This is a viral bit from a few years ago that fits perfectly today. There are deep emotions when it comes to affordability because we’re talking about people’s lives. This isn’t just an academic conversation with stats. This is very personal, and that’s why different generations need to work to understand each other.
LIKE, TOTALLY INSERT MILLENNIALS OR GEN Z:
Look, Baby Boomers ended up winning big-time, but isn’t it interesting to see how it wasn’t a walk in the park for Boomers at the time? Check out the highlighted portion below. Frankly, this piece could be repackaged today, but instead of “Boom Babies,” we could insert “Millennials” or “Gen Z.” By the way, I’m Gen X. Not that I need to say this, but I imagine some are wondering. Technically, I’m a younger Gen X as I missed being a Millennial by five years. But forget about me because that’s what people do about Gen X.
RECYCLING HOUSING NARRATIVES:
This article from December 1981 mentions inflation, dropping sales volume, younger adults having to live at home longer possibly, and so many of the things we’re talking about today. All too familiar. Isn’t it wild how these narratives from yesteryear have been recycled? Like I said, ’80s vibes.
LOWER, BUT NOT A PIECE OF CAKE
Back in 1981, the median price finally went above $100,000 in California, and it’s mind-blowing to even think about that since the median home price in California was $819,740 last month (CAR). However, it wasn’t easy to buy a house back then due to high rates, and I think that gets lost in translation sometimes as we talk about housing dynamics. By the way, I’m not trying to diminish the problem of affordability today (see more on that below). I just wonder sometimes if we only look back to the “good old days” thinking it was a cinch for buyers. With that said, if you brag, “I paid $56,000 for my house in 1982, and I’m so glad I did,” that’s a tough thing to hear today for many young people who feel hopeless. Not cool to do. But young people aren’t off the hook either because too many Boomers are unfairly labeled as just one thing. Anyway, I’m getting off topic, but it’s good to evaluate how we’re showing up.
NOTE: Adjusting these prices for inflation doesn’t come anywhere close to today’s prices. $100K adjusted for inflation is $346K.
Anyway, I hope this was interesting. I got intrigued poking around old articles, and I hope you enjoyed checking this out too.
A FEW CLOSING THOUGHTS
1) Affordability today is no joke: I’m not diminishing the reality of a lack of affordability today, and I hope to not get destroyed in the comments from people who think that is my intent. There is no sugarcoating the cost of buying and renting in 2024. Last year, we were missing about 40% of local buyers from the pre-2020 normal, and a lack of affordability was the big culprit.

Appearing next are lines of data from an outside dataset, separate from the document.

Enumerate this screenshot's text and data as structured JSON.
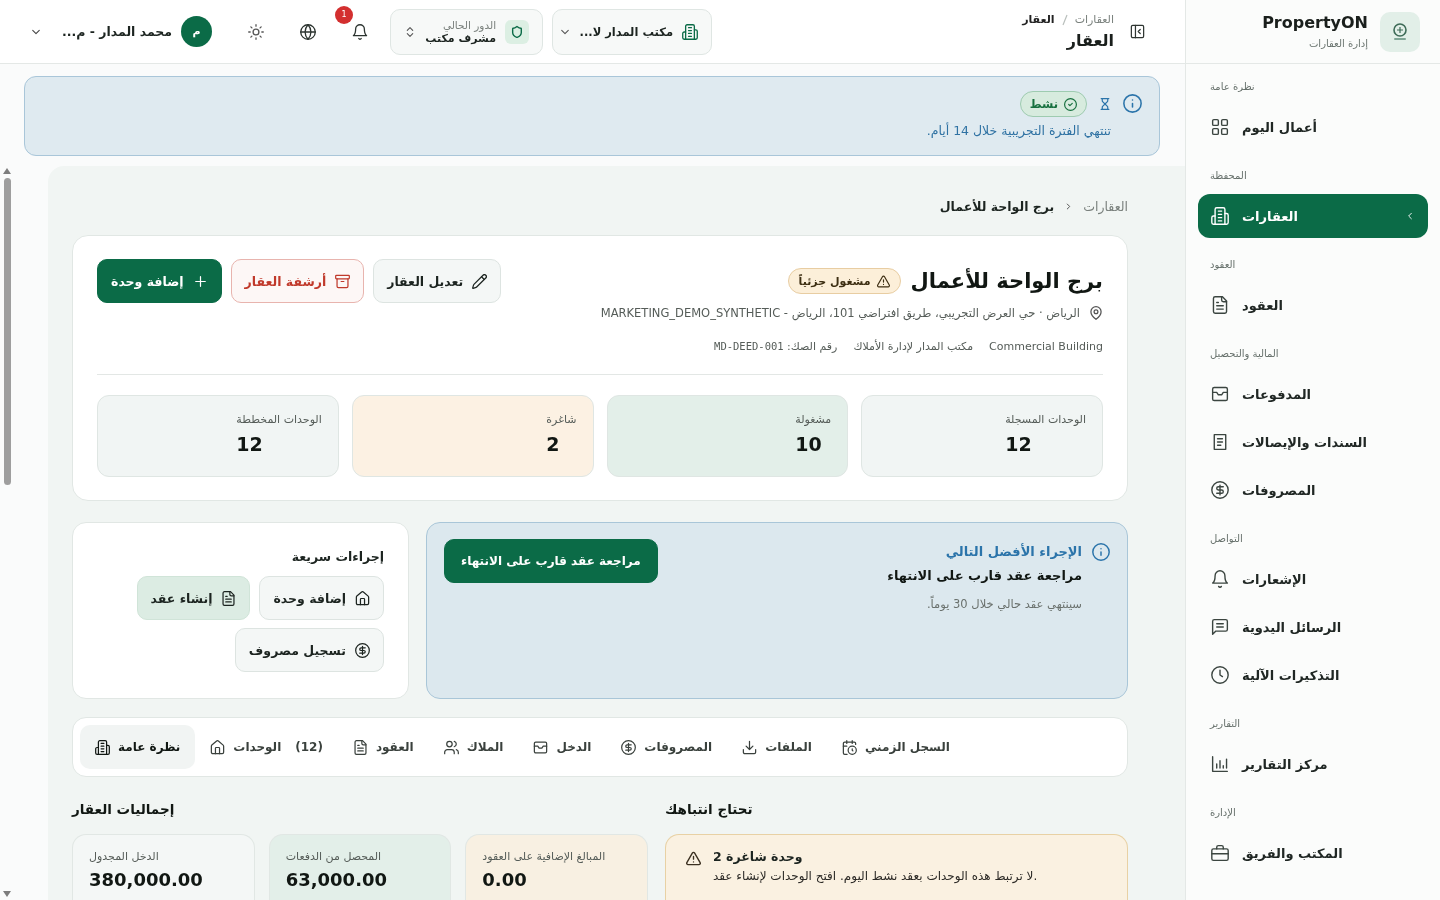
{
  "sidebar": {
    "brand": {
      "name": "PropertyON",
      "tagline": "إدارة العقارات"
    },
    "groups": [
      {
        "label": "نظرة عامة",
        "items": [
          {
            "label": "أعمال اليوم",
            "selected": false
          }
        ]
      },
      {
        "label": "المحفظة",
        "items": [
          {
            "label": "العقارات",
            "selected": true
          }
        ]
      },
      {
        "label": "العقود",
        "items": [
          {
            "label": "العقود",
            "selected": false
          }
        ]
      },
      {
        "label": "المالية والتحصيل",
        "items": [
          {
            "label": "المدفوعات",
            "selected": false
          },
          {
            "label": "السندات والإيصالات",
            "selected": false
          },
          {
            "label": "المصروفات",
            "selected": false
          }
        ]
      },
      {
        "label": "التواصل",
        "items": [
          {
            "label": "الإشعارات",
            "selected": false
          },
          {
            "label": "الرسائل اليدوية",
            "selected": false
          },
          {
            "label": "التذكيرات الآلية",
            "selected": false
          }
        ]
      },
      {
        "label": "التقارير",
        "items": [
          {
            "label": "مركز التقارير",
            "selected": false
          }
        ]
      },
      {
        "label": "الإدارة",
        "items": [
          {
            "label": "المكتب والفريق",
            "selected": false
          }
        ]
      }
    ]
  },
  "top_bar": {
    "breadcrumb": {
      "parent": "العقارات",
      "current": "العقار"
    },
    "title": "العقار",
    "office_select": {
      "value": "مكتب المدار لا..."
    },
    "role_select": {
      "label": "الدور الحالي",
      "value": "مشرف مكتب"
    },
    "notifications": {
      "count": "1"
    },
    "user": {
      "initial": "م",
      "name": "محمد المدار - م..."
    }
  },
  "trial_banner": {
    "status": "نشط",
    "message": "تنتهي الفترة التجريبية خلال 14 أيام."
  },
  "breadcrumb": {
    "parent": "العقارات",
    "current": "برج الواحة للأعمال"
  },
  "property": {
    "name": "برج الواحة للأعمال",
    "status": "مشغول جزئياً",
    "address": "الرياض · حي العرض التجريبي، طريق افتراضي 101، الرياض - MARKETING_DEMO_SYNTHETIC",
    "type": "Commercial Building",
    "office": "مكتب المدار لإدارة الأملاك",
    "deed": {
      "label": "رقم الصك:",
      "value": "MD-DEED-001"
    },
    "actions": [
      {
        "kind": "edit",
        "label": "تعديل العقار"
      },
      {
        "kind": "archive",
        "label": "أرشفة العقار"
      },
      {
        "kind": "add",
        "label": "إضافة وحدة"
      }
    ],
    "stats": [
      {
        "label": "الوحدات المسجلة",
        "value": "12",
        "color": "#f1f5f4"
      },
      {
        "label": "مشغولة",
        "value": "10",
        "color": "#e3efe9"
      },
      {
        "label": "شاغرة",
        "value": "2",
        "color": "#fcf1e3"
      },
      {
        "label": "الوحدات المخططة",
        "value": "12",
        "color": "#f1f5f4"
      }
    ]
  },
  "next_action": {
    "heading": "الإجراء الأفضل التالي",
    "title": "مراجعة عقد قارب على الانتهاء",
    "description": "سينتهي عقد حالي خلال 30 يوماً.",
    "button": "مراجعة عقد قارب على الانتهاء"
  },
  "quick_actions": {
    "title": "إجراءات سريعة",
    "actions": [
      {
        "kind": "unit",
        "label": "إضافة وحدة"
      },
      {
        "kind": "contract",
        "label": "إنشاء عقد"
      },
      {
        "kind": "expense",
        "label": "تسجيل مصروف"
      }
    ]
  },
  "tabs": [
    {
      "label": "السجل الزمني",
      "selected": false
    },
    {
      "label": "الملفات",
      "selected": false
    },
    {
      "label": "المصروفات",
      "selected": false
    },
    {
      "label": "الدخل",
      "selected": false
    },
    {
      "label": "الملاك",
      "selected": false
    },
    {
      "label": "العقود",
      "selected": false
    },
    {
      "label": "الوحدات",
      "count": "(12)",
      "selected": false
    },
    {
      "label": "نظرة عامة",
      "selected": true
    }
  ],
  "attention": {
    "title": "تحتاج انتباهك",
    "items": [
      {
        "title": "وحدة شاغرة 2",
        "description": "لا ترتبط هذه الوحدات بعقد نشط اليوم. افتح الوحدات لإنشاء عقد."
      }
    ]
  },
  "totals": {
    "title": "إجماليات العقار",
    "cards": [
      {
        "label": "المبالغ الإضافية على العقود",
        "value": "0.00",
        "color": "#f8f0e2"
      },
      {
        "label": "المحصل من الدفعات",
        "value": "63,000.00",
        "color": "#e3efe9"
      },
      {
        "label": "الدخل المجدول",
        "value": "380,000.00",
        "color": "#f4f7f6"
      }
    ]
  }
}
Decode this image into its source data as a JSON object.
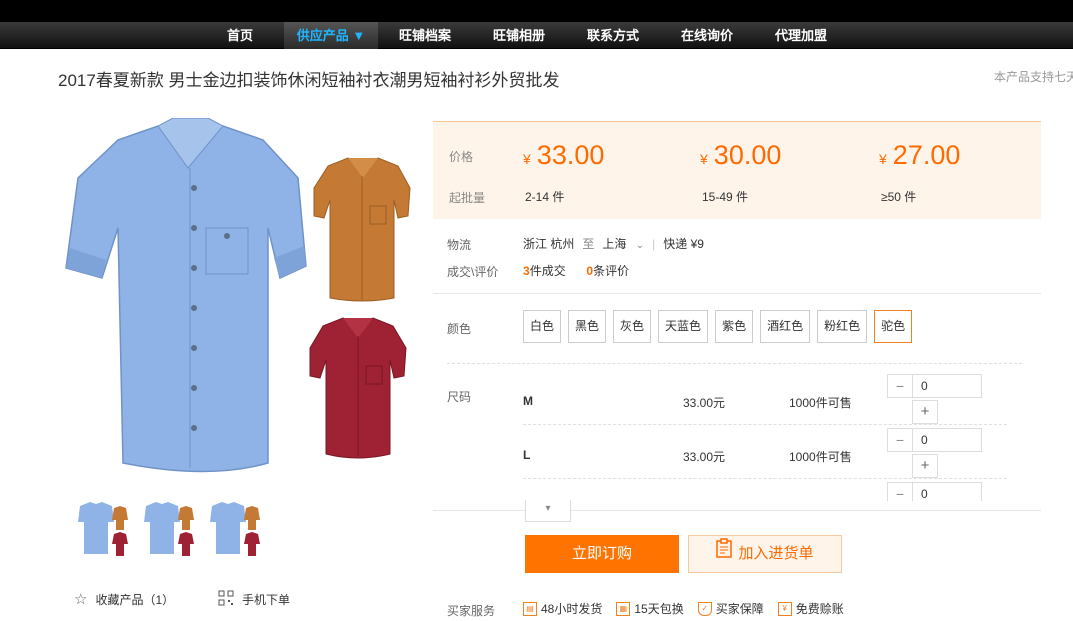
{
  "nav": {
    "items": [
      {
        "label": "首页"
      },
      {
        "label": "供应产品 ▼"
      },
      {
        "label": "旺铺档案"
      },
      {
        "label": "旺铺相册"
      },
      {
        "label": "联系方式"
      },
      {
        "label": "在线询价"
      },
      {
        "label": "代理加盟"
      }
    ],
    "active_index": 1
  },
  "product": {
    "title": "2017春夏新款 男士金边扣装饰休闲短袖衬衣潮男短袖衬衫外贸批发",
    "support_text": "本产品支持七天",
    "image_colors": {
      "main": "#8fb3e6",
      "orange": "#c47a35",
      "red": "#9e2233"
    }
  },
  "pricing": {
    "price_label": "价格",
    "moq_label": "起批量",
    "currency": "¥",
    "tiers": [
      {
        "price": "33.00",
        "moq": "2-14 件"
      },
      {
        "price": "30.00",
        "moq": "15-49 件"
      },
      {
        "price": "27.00",
        "moq": "≥50 件"
      }
    ],
    "accent_color": "#ff6a00"
  },
  "logistics": {
    "label": "物流",
    "from": "浙江 杭州",
    "to_word": "至",
    "to": "上海",
    "shipping": "快递 ¥9"
  },
  "deals": {
    "label": "成交\\评价",
    "count": "3",
    "count_suffix": "件成交",
    "reviews": "0",
    "reviews_suffix": "条评价"
  },
  "colors": {
    "label": "颜色",
    "options": [
      "白色",
      "黑色",
      "灰色",
      "天蓝色",
      "紫色",
      "酒红色",
      "粉红色",
      "驼色"
    ],
    "selected": "驼色"
  },
  "sizes": {
    "label": "尺码",
    "rows": [
      {
        "name": "M",
        "price": "33.00元",
        "stock": "1000件可售",
        "qty": "0"
      },
      {
        "name": "L",
        "price": "33.00元",
        "stock": "1000件可售",
        "qty": "0"
      },
      {
        "name": "",
        "price": "",
        "stock": "",
        "qty": "0"
      }
    ],
    "minus": "−",
    "plus": "+"
  },
  "actions": {
    "buy_label": "立即订购",
    "cart_label": "加入进货单"
  },
  "gallery": {
    "favorite_label": "收藏产品（1）",
    "mobile_label": "手机下单"
  },
  "services": {
    "label": "买家服务",
    "items": [
      {
        "label": "48小时发货",
        "icon": "truck-icon"
      },
      {
        "label": "15天包换",
        "icon": "calendar-icon"
      },
      {
        "label": "买家保障",
        "icon": "shield-icon"
      },
      {
        "label": "免费赊账",
        "icon": "coin-icon"
      }
    ]
  }
}
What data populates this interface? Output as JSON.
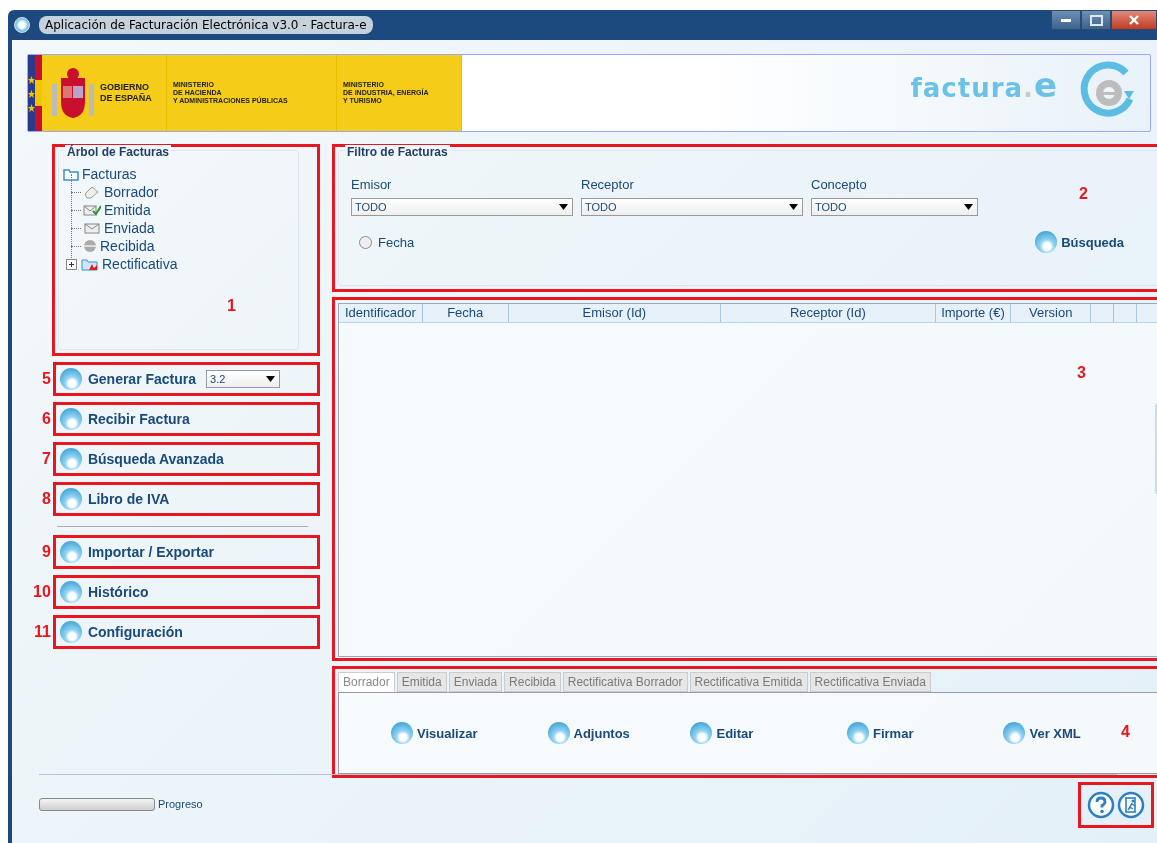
{
  "window": {
    "title": "Aplicación de Facturación Electrónica v3.0 - Factura-e"
  },
  "banner": {
    "gobierno": [
      "GOBIERNO",
      "DE ESPAÑA"
    ],
    "ministerio_1": [
      "MINISTERIO",
      "DE HACIENDA",
      "Y ADMINISTRACIONES PÚBLICAS"
    ],
    "ministerio_2": [
      "MINISTERIO",
      "DE INDUSTRIA, ENERGÍA",
      "Y TURISMO"
    ],
    "logo_text": "factura",
    "logo_dot": ".",
    "logo_e": "e"
  },
  "tree": {
    "title": "Árbol de Facturas",
    "callout": "1",
    "root": {
      "label": "Facturas",
      "children": [
        {
          "label": "Borrador",
          "kind": "eraser"
        },
        {
          "label": "Emitida",
          "kind": "sent-check"
        },
        {
          "label": "Enviada",
          "kind": "envelope"
        },
        {
          "label": "Recibida",
          "kind": "seal"
        },
        {
          "label": "Rectificativa",
          "kind": "folder",
          "expanded": false
        }
      ]
    }
  },
  "nav": [
    {
      "label": "Generar Factura",
      "callout": "5",
      "version": "3.2"
    },
    {
      "label": "Recibir Factura",
      "callout": "6"
    },
    {
      "label": "Búsqueda Avanzada",
      "callout": "7"
    },
    {
      "label": "Libro de IVA",
      "callout": "8"
    },
    {
      "label": "Importar / Exportar",
      "callout": "9",
      "separator_before": true
    },
    {
      "label": "Histórico",
      "callout": "10"
    },
    {
      "label": "Configuración",
      "callout": "11"
    }
  ],
  "filter": {
    "title": "Filtro de Facturas",
    "callout": "2",
    "fields": [
      {
        "label": "Emisor",
        "value": "TODO"
      },
      {
        "label": "Receptor",
        "value": "TODO"
      },
      {
        "label": "Concepto",
        "value": "TODO"
      }
    ],
    "date": {
      "label": "Fecha",
      "checked": false
    },
    "search_button": "Búsqueda"
  },
  "table": {
    "callout": "3",
    "columns": [
      "Identificador",
      "Fecha",
      "Emisor (Id)",
      "Receptor (Id)",
      "Importe (€)",
      "Version"
    ]
  },
  "actions": {
    "callout": "4",
    "tabs": [
      {
        "label": "Borrador",
        "selected": true,
        "disabled": false
      },
      {
        "label": "Emitida",
        "selected": false,
        "disabled": true
      },
      {
        "label": "Enviada",
        "selected": false,
        "disabled": true
      },
      {
        "label": "Recibida",
        "selected": false,
        "disabled": true
      },
      {
        "label": "Rectificativa Borrador",
        "selected": false,
        "disabled": true
      },
      {
        "label": "Rectificativa Emitida",
        "selected": false,
        "disabled": true
      },
      {
        "label": "Rectificativa Enviada",
        "selected": false,
        "disabled": true
      }
    ],
    "buttons": [
      "Visualizar",
      "Adjuntos",
      "Editar",
      "Firmar",
      "Ver XML"
    ]
  },
  "status_bar": {
    "progress": {
      "label": "Progreso",
      "level": 0
    }
  }
}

2) Every generation struggles: I know it might sound a bit off to say this, but one encouraging layer here is seeing previous generations struggled too. I think it’s easy to feel alone in the struggle to afford, but there is something maybe mildly comforting about seeing that affordability has not always come easily through the decades. In other words, you are not alone. The truth is it’s easy to feel overwhelmed with housing headlines today, but many of these narratives have existed in the past too (I still think it’s more challenging to make it work today though).
3) There is hope: History tends to rhyme, and one thing about housing markets is they are always changing. As a broker friend told me last year, “the good markets don’t last, and neither do the bad ones” (Nick Brooks). I think that’s spot on for real estate professionals, and it’s true for buyers and sellers. In short, right now we’re in a tough part of the housing cycle because the market feels very broken with sellers sitting back, but it won’t always be like this. I can’t promise the future, but I can look to the past and say there is an ebb and flow to affordability, sales volume, and homes prices. And sometimes things end up working out even when it seems there is not a pathway to financial progress or homeownership.
Thanks for being here. And thank you again SacBee for the permission.
Questions: What stands out to you most about the headlines above? Do you think we’re going to be recycling headlines today for future generations also? I’d love to hear your take.